→ Exercise prompt: The result should be every line in the data below that carries the string "title".

→ Data extracts:
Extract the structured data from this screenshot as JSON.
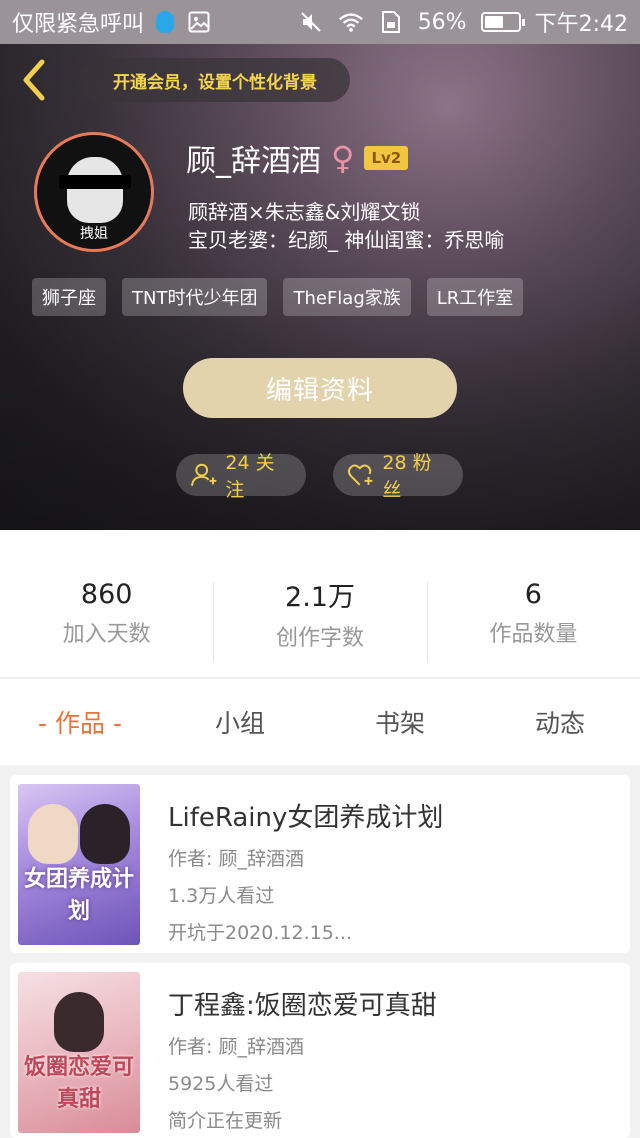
{
  "status_bar": {
    "carrier_text": "仅限紧急呼叫",
    "battery_percent": "56%",
    "time": "下午2:42",
    "battery_level": 0.56
  },
  "header": {
    "vip_banner": "开通会员，设置个性化背景"
  },
  "profile": {
    "username": "顾_辞酒酒",
    "gender_symbol": "♀",
    "level": "Lv2",
    "avatar_caption": "拽姐",
    "bio_line1": "顾辞酒×朱志鑫&刘耀文锁",
    "bio_line2": "宝贝老婆：纪颜_ 神仙闺蜜：乔思喻",
    "tags": [
      "狮子座",
      "TNT时代少年团",
      "TheFlag家族",
      "LR工作室"
    ],
    "edit_button": "编辑资料",
    "following": "24 关注",
    "fans": "28 粉丝"
  },
  "stats": [
    {
      "value": "860",
      "label": "加入天数"
    },
    {
      "value": "2.1万",
      "label": "创作字数"
    },
    {
      "value": "6",
      "label": "作品数量"
    }
  ],
  "tabs": [
    {
      "label": "- 作品 -",
      "active": true
    },
    {
      "label": "小组",
      "active": false
    },
    {
      "label": "书架",
      "active": false
    },
    {
      "label": "动态",
      "active": false
    }
  ],
  "works": [
    {
      "title": "LifeRainy女团养成计划",
      "author": "作者: 顾_辞酒酒",
      "views": "1.3万人看过",
      "extra": "开坑于2020.12.15...",
      "cover_text": "女团养成计划"
    },
    {
      "title": "丁程鑫:饭圈恋爱可真甜",
      "author": "作者: 顾_辞酒酒",
      "views": "5925人看过",
      "extra": "简介正在更新",
      "cover_text": "饭圈恋爱可真甜"
    }
  ],
  "colors": {
    "accent_tab": "#e8733a",
    "vip_text": "#f5d64a",
    "level_badge": "#f2c642",
    "edit_button_bg": "#e2d3ac"
  }
}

→ Worked solution:
      "title": "LifeRainy女团养成计划",
      "title": "丁程鑫:饭圈恋爱可真甜",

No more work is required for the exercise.